While many NFL players are speaking out and taking action right now for social justice and reform, the Panthers player impact committee is organizing operations within the Charlotte area to help others get involved. The Carolina Panthers have posted a really nice article on their website detailing what players have been up to, how they’ve interacted with coaches and owner David Tepper during this time, and what they are doing to help raise awareness. An excerpt:
Linebacker Andre Smith, tight end Chris Manhertz, and defensive end Stephen Weatherly are all black, and have been involved in combating racial injustice in their respective communities. Smith and Manhertz attended Monday’s justice walk in Charlotte, with Smith calling the event “liberating.”
“Going out there for me, it was just like food for my soul,” Smith said. “I felt like I could tweet all these things, I can repost all these things. But actually going out there and doing something physically was just a totally different experience, and I would recommend everyone do it.”
The Panthers writing staff has compiled a lot of information in the post, and I encourage you to visit their site and read more of it there. That said, I feel it important for us to discuss what I consider to be a key point made in the article, that talks about a sudden change in the climate within the league that now players feel they can express themselves.
It’s a stark contrast from a few years ago. Smith admitted back then, he felt like posting certain things in support of social justice could get him in trouble. Weatherly went further on the topic, saying at some points, he felt like he had to choose between either being black or being a football player. And that feeling only changed last year for him as a member of the Vikings, when team ownership — led by Zygi Wilf — expressed a willingness to stand behind players for social justice causes they deemed important.
Smith is obviously referring to the situation regarding the protests of Colin Kaepernick, Eric Reid, and other players around the league. There’s no need to rehash how all of that played out here, we’re all very aware of what happened and how the NFL handled it. The bigger issue is why the league continuously finds itself behind the curve of supporting their players, when the majority of them are people of color.

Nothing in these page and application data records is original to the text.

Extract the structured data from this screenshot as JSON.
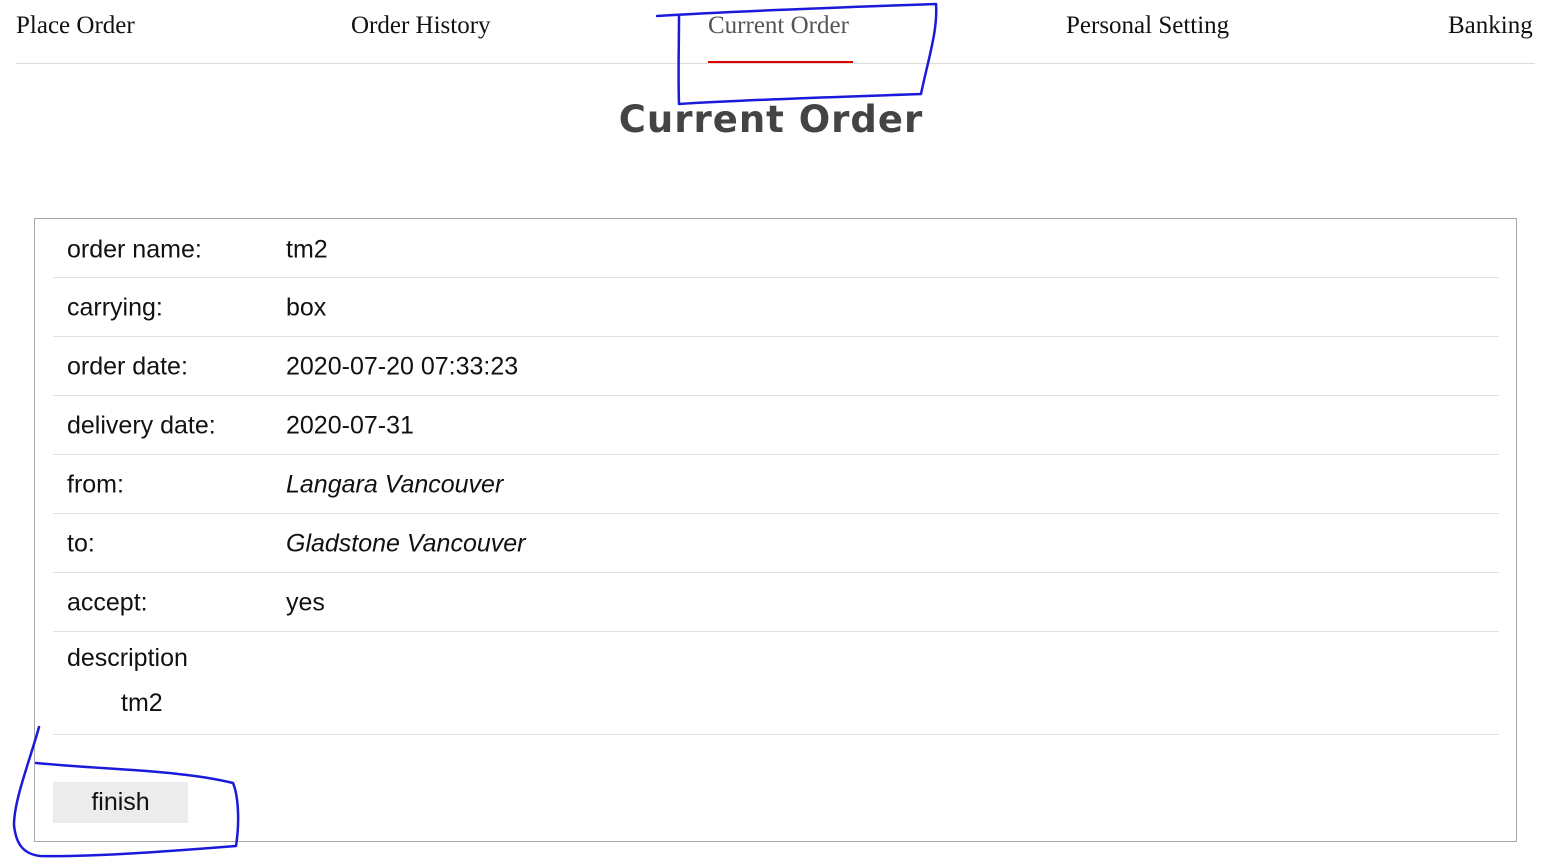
{
  "nav": {
    "items": [
      {
        "label": "Place Order"
      },
      {
        "label": "Order History"
      },
      {
        "label": "Current Order"
      },
      {
        "label": "Personal Setting"
      },
      {
        "label": "Banking"
      }
    ],
    "active_index": 2
  },
  "page": {
    "title": "Current Order"
  },
  "order": {
    "rows": [
      {
        "label": "order name:",
        "value": "tm2"
      },
      {
        "label": "carrying:",
        "value": "box"
      },
      {
        "label": "order date:",
        "value": "2020-07-20 07:33:23"
      },
      {
        "label": "delivery date:",
        "value": "2020-07-31"
      },
      {
        "label": "from:",
        "value": "Langara Vancouver"
      },
      {
        "label": "to:",
        "value": "Gladstone Vancouver"
      },
      {
        "label": "accept:",
        "value": "yes"
      }
    ],
    "description_label": "description",
    "description_value": "tm2"
  },
  "actions": {
    "finish_label": "finish"
  },
  "colors": {
    "active_underline": "#e00000",
    "annotation": "#1a1adb"
  }
}
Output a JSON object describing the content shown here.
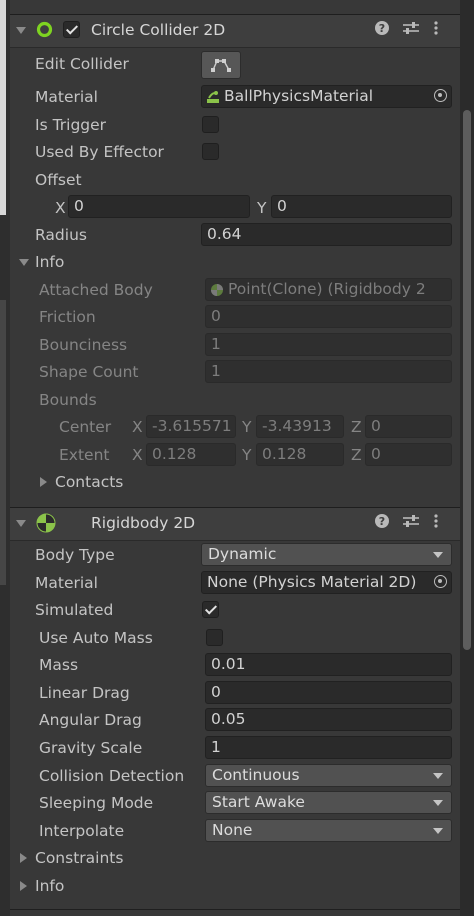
{
  "circle_collider": {
    "title": "Circle Collider 2D",
    "enabled": true,
    "edit_collider_label": "Edit Collider",
    "material_label": "Material",
    "material_value": "BallPhysicsMaterial",
    "is_trigger_label": "Is Trigger",
    "is_trigger": false,
    "used_by_effector_label": "Used By Effector",
    "used_by_effector": false,
    "offset_label": "Offset",
    "offset_x_label": "X",
    "offset_x": "0",
    "offset_y_label": "Y",
    "offset_y": "0",
    "radius_label": "Radius",
    "radius": "0.64",
    "info": {
      "label": "Info",
      "attached_body_label": "Attached Body",
      "attached_body_value": "Point(Clone) (Rigidbody 2",
      "friction_label": "Friction",
      "friction": "0",
      "bounciness_label": "Bounciness",
      "bounciness": "1",
      "shape_count_label": "Shape Count",
      "shape_count": "1",
      "bounds_label": "Bounds",
      "center_label": "Center",
      "center_x": "-3.615571",
      "center_y": "-3.43913",
      "center_z": "0",
      "extent_label": "Extent",
      "extent_x": "0.128",
      "extent_y": "0.128",
      "extent_z": "0",
      "x_label": "X",
      "y_label": "Y",
      "z_label": "Z",
      "contacts_label": "Contacts"
    }
  },
  "rigidbody": {
    "title": "Rigidbody 2D",
    "body_type_label": "Body Type",
    "body_type": "Dynamic",
    "material_label": "Material",
    "material_value": "None (Physics Material 2D)",
    "simulated_label": "Simulated",
    "simulated": true,
    "use_auto_mass_label": "Use Auto Mass",
    "use_auto_mass": false,
    "mass_label": "Mass",
    "mass": "0.01",
    "linear_drag_label": "Linear Drag",
    "linear_drag": "0",
    "angular_drag_label": "Angular Drag",
    "angular_drag": "0.05",
    "gravity_scale_label": "Gravity Scale",
    "gravity_scale": "1",
    "collision_detection_label": "Collision Detection",
    "collision_detection": "Continuous",
    "sleeping_mode_label": "Sleeping Mode",
    "sleeping_mode": "Start Awake",
    "interpolate_label": "Interpolate",
    "interpolate": "None",
    "constraints_label": "Constraints",
    "info_label": "Info"
  },
  "header_icons": [
    "help-icon",
    "preset-sliders-icon",
    "context-menu-icon"
  ],
  "colors": {
    "panel_bg": "#383838",
    "header_bg": "#3e3e3e",
    "field_bg": "#2a2a2a",
    "collider_green": "#7ed321",
    "rigidbody_green": "#8bc34a"
  }
}
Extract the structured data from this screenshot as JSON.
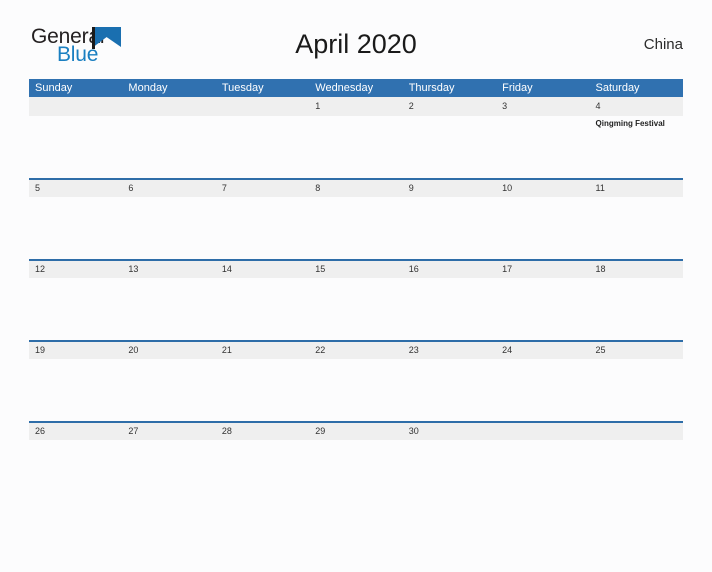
{
  "brand": {
    "word_one": "General",
    "word_two": "Blue",
    "flag_icon": "blue-triangle-flag-icon",
    "color_dark": "#231f20",
    "color_blue": "#1a7fc1"
  },
  "header": {
    "title": "April 2020",
    "region": "China"
  },
  "theme": {
    "header_blue": "#3071b0",
    "band_gray": "#efefef",
    "band_border_blue": "#2e6da8",
    "page_background": "#fcfcfd"
  },
  "calendar": {
    "weekdays": [
      "Sunday",
      "Monday",
      "Tuesday",
      "Wednesday",
      "Thursday",
      "Friday",
      "Saturday"
    ],
    "weeks": [
      {
        "days": [
          {
            "number": "",
            "events": []
          },
          {
            "number": "",
            "events": []
          },
          {
            "number": "",
            "events": []
          },
          {
            "number": "1",
            "events": []
          },
          {
            "number": "2",
            "events": []
          },
          {
            "number": "3",
            "events": []
          },
          {
            "number": "4",
            "events": [
              "Qingming Festival"
            ]
          }
        ]
      },
      {
        "days": [
          {
            "number": "5",
            "events": []
          },
          {
            "number": "6",
            "events": []
          },
          {
            "number": "7",
            "events": []
          },
          {
            "number": "8",
            "events": []
          },
          {
            "number": "9",
            "events": []
          },
          {
            "number": "10",
            "events": []
          },
          {
            "number": "11",
            "events": []
          }
        ]
      },
      {
        "days": [
          {
            "number": "12",
            "events": []
          },
          {
            "number": "13",
            "events": []
          },
          {
            "number": "14",
            "events": []
          },
          {
            "number": "15",
            "events": []
          },
          {
            "number": "16",
            "events": []
          },
          {
            "number": "17",
            "events": []
          },
          {
            "number": "18",
            "events": []
          }
        ]
      },
      {
        "days": [
          {
            "number": "19",
            "events": []
          },
          {
            "number": "20",
            "events": []
          },
          {
            "number": "21",
            "events": []
          },
          {
            "number": "22",
            "events": []
          },
          {
            "number": "23",
            "events": []
          },
          {
            "number": "24",
            "events": []
          },
          {
            "number": "25",
            "events": []
          }
        ]
      },
      {
        "days": [
          {
            "number": "26",
            "events": []
          },
          {
            "number": "27",
            "events": []
          },
          {
            "number": "28",
            "events": []
          },
          {
            "number": "29",
            "events": []
          },
          {
            "number": "30",
            "events": []
          },
          {
            "number": "",
            "events": []
          },
          {
            "number": "",
            "events": []
          }
        ]
      }
    ]
  }
}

The Carolina Panthers under David Tepper seem to be one of the leaders in attempting to bridge that gap between the NFL owners and the players, and I’m thankful for that, but I would like to see the league at large be much more proactive in putting the needs of their players first. They have one of the largest media platforms in the world at their disposal, and a collection of people in their players that will command the attention of their regions when they speak. Last night on Twitter, a selection of players released a powerful video demanding the NFL go farther than they currently have to condemn racism and injustice, to apologize for silencing their players in the past on these issues, and to affirm that they believe Black Lives Matter.
These are, without a doubt, very reasonable demands. The NFL should take this step to cross the bridge and meet their players on their level and stand united with them on an issue that they are passionate about. An issue that all human beings should be passionate about. Take a stand, and let your players, your absolute most important asset, know that their lives matter to you.